Mr. Hadfield, let us not overlook that the CN also ordered nineteen similarly configured 6-4-6 cars directly. They were named "Green--". Of further interest, thirteen were operated by the Pullman Company and the remaining six by CN.

On the '56 "adventure" I noted at another site, "Greenmount" was my car NY-Montreal.

Oh the "adventure"; a canoe trip from Kapitachuan Club PQ. Those around here who know me face to face can readily surmise I'm "not exactly into that kind of stuff".
  by urr304
 
A long departed friend who was tall said that a lower berth was the most comfortable bed he ever had on a Pullman.

There were a few 'enclosed' sections, somewhat similar to a Superliner 'roomette'. I rode a Superliner roomette from Spokane to Seattle in 1980.

The often maligned Troop Sleepers allowed single occupancy of berths.

As stated earlier, the Federal regulations on standard travel allowances extended the need for sections; the allowance actually was quite generous to allow for a lower berth for each government employee when it was established. Of course, this was for a trip that needed an overnight transit, if not it was a coach [not a reclining seat probably]. Quite a difference to government employees' travelling expenses in recent times.

IIRC, a story went around 60 years ago that the B&O still had some cars with sections and were not going to replace them, so they told the government that they should be reasonable and update their allowances to allow for roomettes. Perhaps, some of the lower echelons got Sleepercoaches.

As stated, VIA still has sections, Chateau and Manor class sleepers, they had four sections, now three with one converted into a shower.

When I took the train across Canada 40 years ago, I should have tried a section, but it wasn't marketed to the travel agent I worked with. I did notice that the sections in each of the cars that were in consist were occupied. Of note, there was a single coach with straight backs for 'shorts', other coaches had reclining seats.
  by John_Perkowski
 
There are only so many ways to divvy up 19 square feet. The standard open section, IMO, was the best of them.

I’ve slept in them in 1963 and again in 1967. UP Pullman’s. They were comfortable.

I’ve slept in a standard roomette.

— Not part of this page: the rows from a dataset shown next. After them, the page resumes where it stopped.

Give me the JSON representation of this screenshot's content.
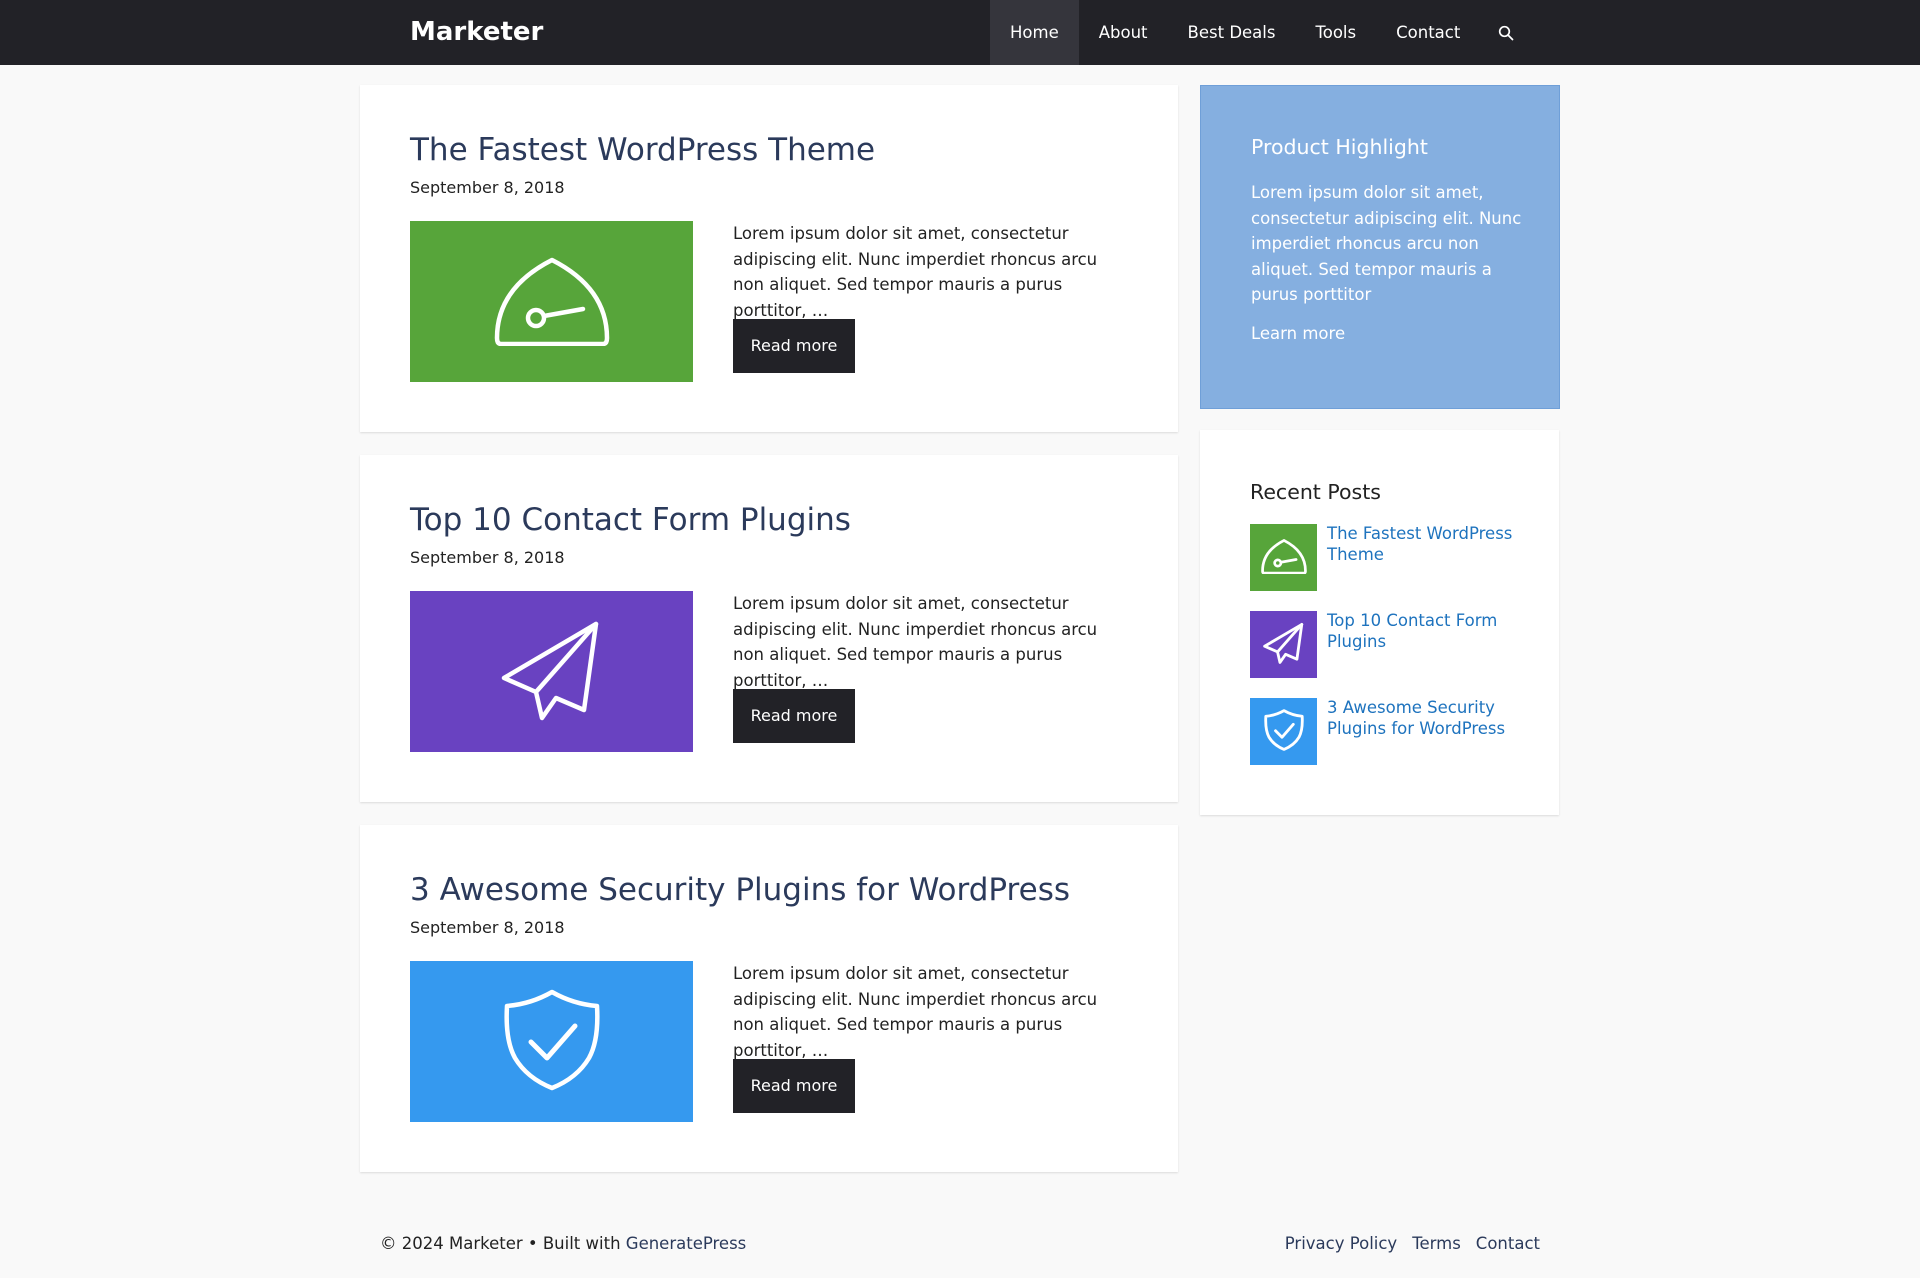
{
  "header": {
    "site_title": "Marketer",
    "nav": [
      {
        "label": "Home",
        "active": true
      },
      {
        "label": "About",
        "active": false
      },
      {
        "label": "Best Deals",
        "active": false
      },
      {
        "label": "Tools",
        "active": false
      },
      {
        "label": "Contact",
        "active": false
      }
    ],
    "search_icon": "search-icon"
  },
  "posts": [
    {
      "title": "The Fastest WordPress Theme",
      "date": "September 8, 2018",
      "excerpt": "Lorem ipsum dolor sit amet, consectetur adipiscing elit. Nunc imperdiet rhoncus arcu non aliquet. Sed tempor mauris a purus porttitor, …",
      "read_more": "Read more",
      "thumb_color": "#57a53a",
      "icon": "speedometer-icon"
    },
    {
      "title": "Top 10 Contact Form Plugins",
      "date": "September 8, 2018",
      "excerpt": "Lorem ipsum dolor sit amet, consectetur adipiscing elit. Nunc imperdiet rhoncus arcu non aliquet. Sed tempor mauris a purus porttitor, …",
      "read_more": "Read more",
      "thumb_color": "#6942c1",
      "icon": "paper-plane-icon"
    },
    {
      "title": "3 Awesome Security Plugins for WordPress",
      "date": "September 8, 2018",
      "excerpt": "Lorem ipsum dolor sit amet, consectetur adipiscing elit. Nunc imperdiet rhoncus arcu non aliquet. Sed tempor mauris a purus porttitor, …",
      "read_more": "Read more",
      "thumb_color": "#3599ef",
      "icon": "shield-check-icon"
    }
  ],
  "sidebar": {
    "highlight": {
      "title": "Product Highlight",
      "text": "Lorem ipsum dolor sit amet, consectetur adipiscing elit. Nunc imperdiet rhoncus arcu non aliquet. Sed tempor mauris a purus porttitor",
      "link": "Learn more",
      "bg_color": "#85afe0"
    },
    "recent": {
      "title": "Recent Posts",
      "items": [
        {
          "label": "The Fastest WordPress Theme",
          "thumb_color": "#57a53a",
          "icon": "speedometer-icon"
        },
        {
          "label": "Top 10 Contact Form Plugins",
          "thumb_color": "#6942c1",
          "icon": "paper-plane-icon"
        },
        {
          "label": "3 Awesome Security Plugins for WordPress",
          "thumb_color": "#3599ef",
          "icon": "shield-check-icon"
        }
      ]
    }
  },
  "footer": {
    "copyright": "© 2024 Marketer • Built with ",
    "builder_link": "GeneratePress",
    "nav": [
      "Privacy Policy",
      "Terms",
      "Contact"
    ]
  },
  "colors": {
    "header_bg": "#222227",
    "title_color": "#2b3a5b",
    "link_color": "#1e73be",
    "button_bg": "#222227"
  }
}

Ditto.

I’ve slept in the pieces of trash Amtrak calls a roomette, lower and upper. Narrow berths, thin mattresses, thin blankets. To be frank, they suck.

Give me a 10-6 Pullman or a heavyweight 12-1 any day of the week.